9} The court then asked Gohagan, "And you
don't use drugs, do you?" Gohagan replied that he
did. When the court asked him what drugs, Gohagan stated that
he used opiates. The court accused Gohagan of lying because
Gohagan only told the presentence investigator that he used
marijuana and alcohol. According to the presentence
investigation report ("PSI"), Gohagan denied that
he used any other substances.
10} The court further asked Gohagan, "And
you've been selling heroin a long time, correct?
That's your drug of choice for sale, correct?"
Gohagan replied, "Yes," and agreed that he had, as
far back as 2015. Gohagan agreed that he had two trafficking
cases in 2015 where he was selling heroin in one and heroin
and cocaine in the other. When Gohagan told the court that he
had learned his lesson, the court responded, "Well, you
know what? You were on probation to [another judge] and you
are still selling heroin. You know she put you on probation
with all these conditions, but that didn't stop you from
selling heroin in our community, did it?"
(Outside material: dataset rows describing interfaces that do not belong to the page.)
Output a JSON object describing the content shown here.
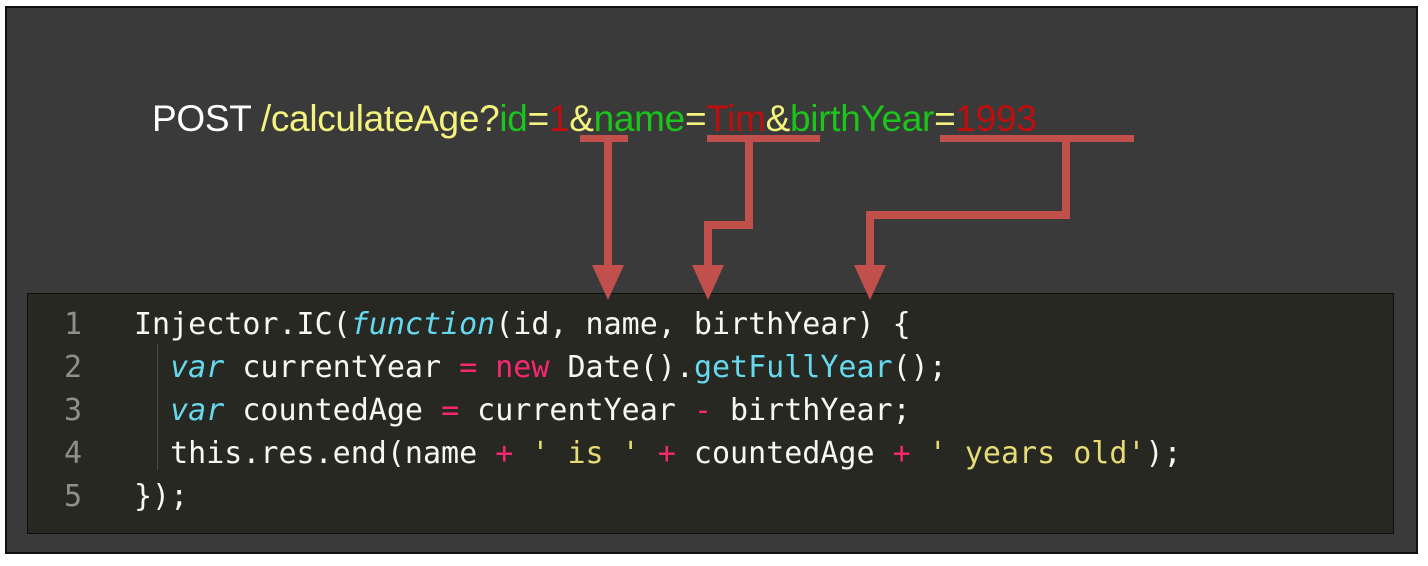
{
  "request": {
    "method": "POST",
    "path": "/calculateAge?",
    "params": [
      {
        "key": "id",
        "eq": "=",
        "value": "1",
        "sep": "&"
      },
      {
        "key": "name",
        "eq": "=",
        "value": "Tim",
        "sep": "&"
      },
      {
        "key": "birthYear",
        "eq": "=",
        "value": "1993",
        "sep": ""
      }
    ]
  },
  "code": {
    "lines": [
      {
        "n": "1",
        "parts": [
          {
            "t": "Injector.IC(",
            "c": ""
          },
          {
            "t": "function",
            "c": "k-fn"
          },
          {
            "t": "(id, name, birthYear) {",
            "c": ""
          }
        ]
      },
      {
        "n": "2",
        "parts": [
          {
            "t": "  ",
            "c": ""
          },
          {
            "t": "var",
            "c": "k-var"
          },
          {
            "t": " currentYear ",
            "c": ""
          },
          {
            "t": "=",
            "c": "k-op"
          },
          {
            "t": " ",
            "c": ""
          },
          {
            "t": "new",
            "c": "k-op"
          },
          {
            "t": " Date().",
            "c": ""
          },
          {
            "t": "getFullYear",
            "c": "k-call"
          },
          {
            "t": "();",
            "c": ""
          }
        ]
      },
      {
        "n": "3",
        "parts": [
          {
            "t": "  ",
            "c": ""
          },
          {
            "t": "var",
            "c": "k-var"
          },
          {
            "t": " countedAge ",
            "c": ""
          },
          {
            "t": "=",
            "c": "k-op"
          },
          {
            "t": " currentYear ",
            "c": ""
          },
          {
            "t": "-",
            "c": "k-op"
          },
          {
            "t": " birthYear;",
            "c": ""
          }
        ]
      },
      {
        "n": "4",
        "parts": [
          {
            "t": "  this.res.end(name ",
            "c": ""
          },
          {
            "t": "+",
            "c": "k-op"
          },
          {
            "t": " ",
            "c": ""
          },
          {
            "t": "' is '",
            "c": "k-str"
          },
          {
            "t": " ",
            "c": ""
          },
          {
            "t": "+",
            "c": "k-op"
          },
          {
            "t": " countedAge ",
            "c": ""
          },
          {
            "t": "+",
            "c": "k-op"
          },
          {
            "t": " ",
            "c": ""
          },
          {
            "t": "' years old'",
            "c": "k-str"
          },
          {
            "t": ");",
            "c": ""
          }
        ]
      },
      {
        "n": "5",
        "parts": [
          {
            "t": "});",
            "c": ""
          }
        ]
      }
    ]
  },
  "colors": {
    "arrow": "#c1504c",
    "background": "#3a3a3a",
    "editor_background": "#272822"
  }
}
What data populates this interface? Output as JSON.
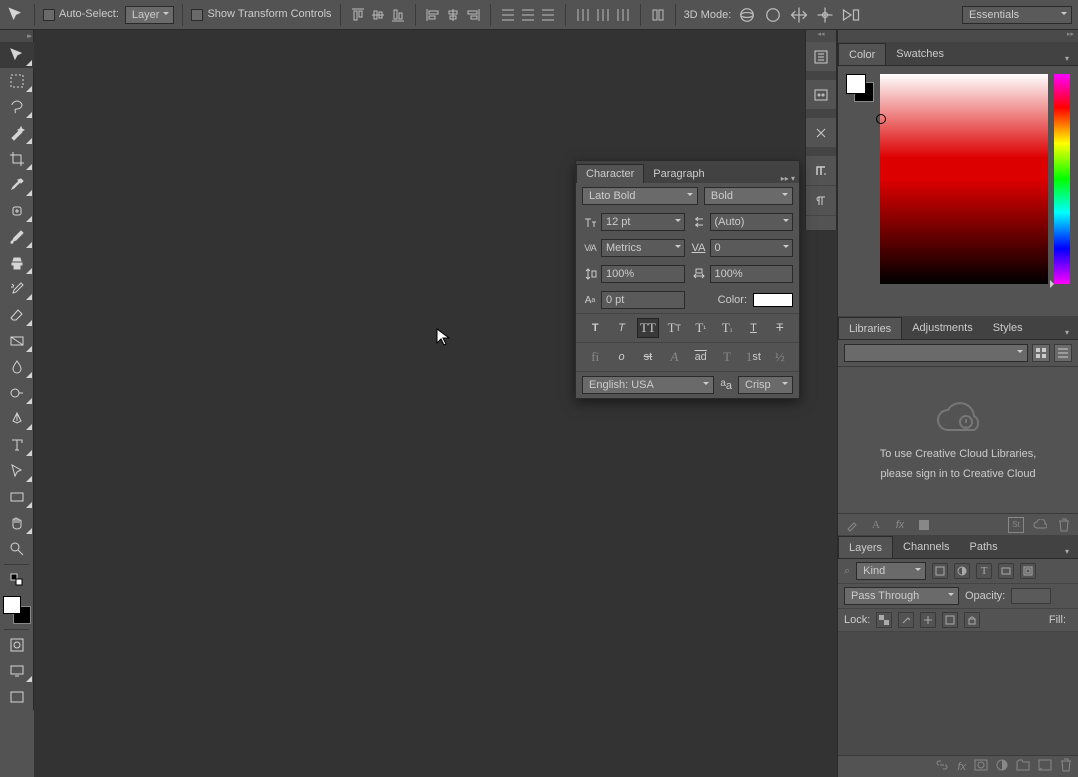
{
  "options_bar": {
    "auto_select_label": "Auto-Select:",
    "auto_select_target": "Layer",
    "show_transform_label": "Show Transform Controls",
    "mode3d_label": "3D Mode:",
    "workspace": "Essentials"
  },
  "character_panel": {
    "tab_character": "Character",
    "tab_paragraph": "Paragraph",
    "font_family": "Lato Bold",
    "font_style": "Bold",
    "font_size": "12 pt",
    "leading": "(Auto)",
    "kerning": "Metrics",
    "tracking": "0",
    "vscale": "100%",
    "hscale": "100%",
    "baseline_shift": "0 pt",
    "color_label": "Color:",
    "language": "English: USA",
    "anti_alias": "Crisp"
  },
  "right_panels": {
    "color_tab": "Color",
    "swatches_tab": "Swatches",
    "libraries_tab": "Libraries",
    "adjustments_tab": "Adjustments",
    "styles_tab": "Styles",
    "libraries_msg_line1": "To use Creative Cloud Libraries,",
    "libraries_msg_line2": "please sign in to Creative Cloud",
    "layers_tab": "Layers",
    "channels_tab": "Channels",
    "paths_tab": "Paths",
    "layers_filter": "Kind",
    "blend_mode": "Pass Through",
    "opacity_label": "Opacity:",
    "lock_label": "Lock:",
    "fill_label": "Fill:"
  }
}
11} Defense counsel spoke to the court again on
Gohagan's half. Defense counsel explained that Gohagan
had a number of positive urine tests that were submitted
during the pendency of the present case, and thus, the
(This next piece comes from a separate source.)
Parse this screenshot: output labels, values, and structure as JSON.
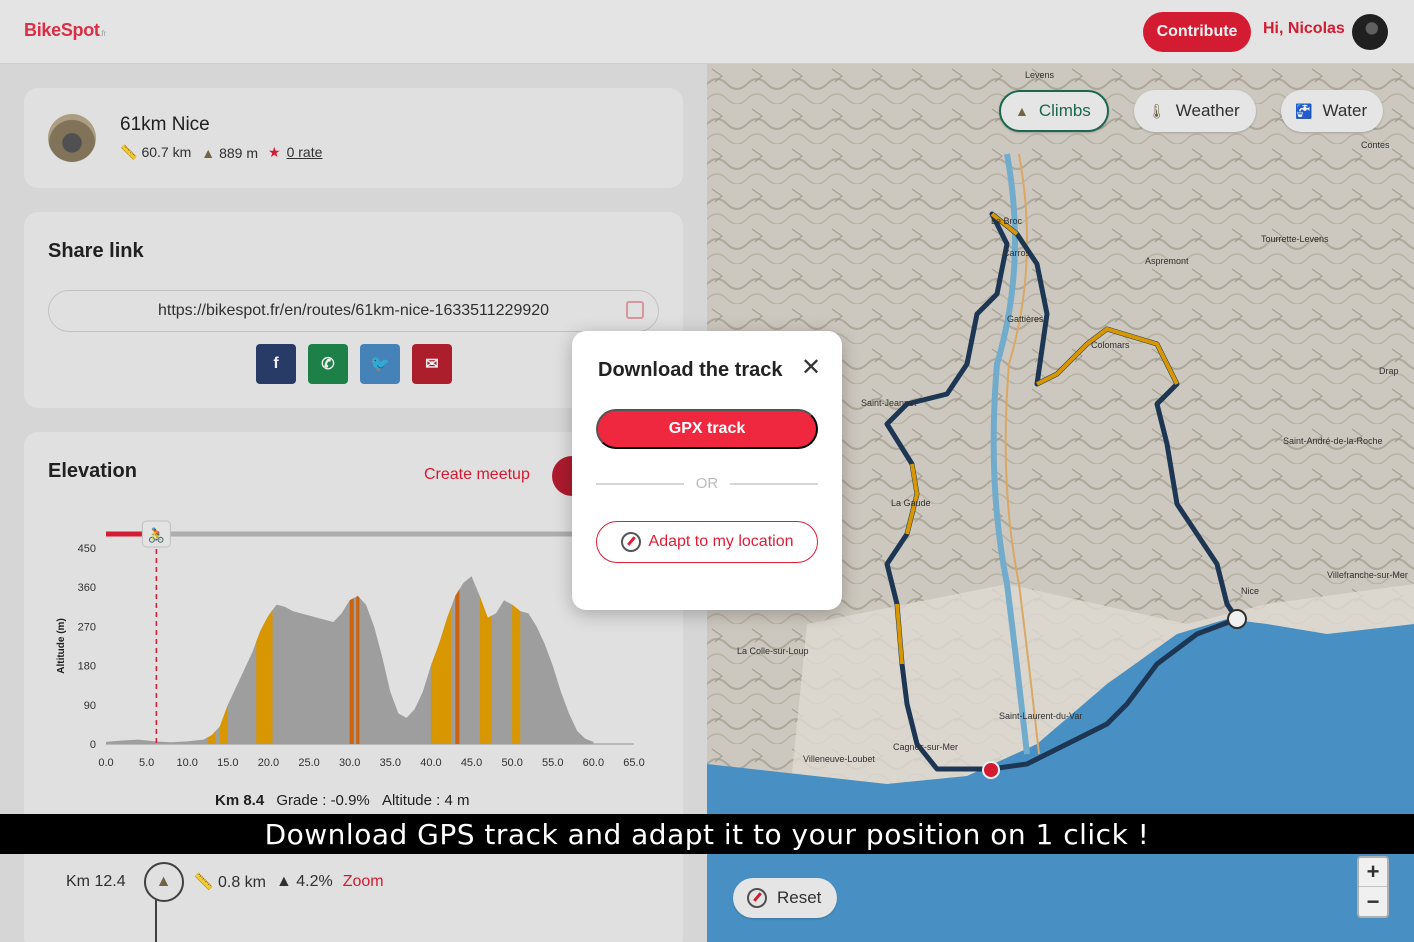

probation department and the court were aware of
Gohagan's opiate use. Defense counsel implored the court
to be "open minded relative to the fact that [Gohagan]
did have a problem with substance abuse," and that it
was a "mitigating factor in terms of evaluating this
case." Defense counsel stated, "I don't want
the court to have the misimpression that [Gohagan] willfully
deceived the court [about his opiate use] when it was a
matter of record."
12} The court explained that the fact that Gohagan
lied to the probation department was "not a big deal to
me here." What was important to the court was the fact
that Gohagan "had three previous cases for drug
trafficking heroin, comes out and goes right back to it.
That's enough. That's enough. ...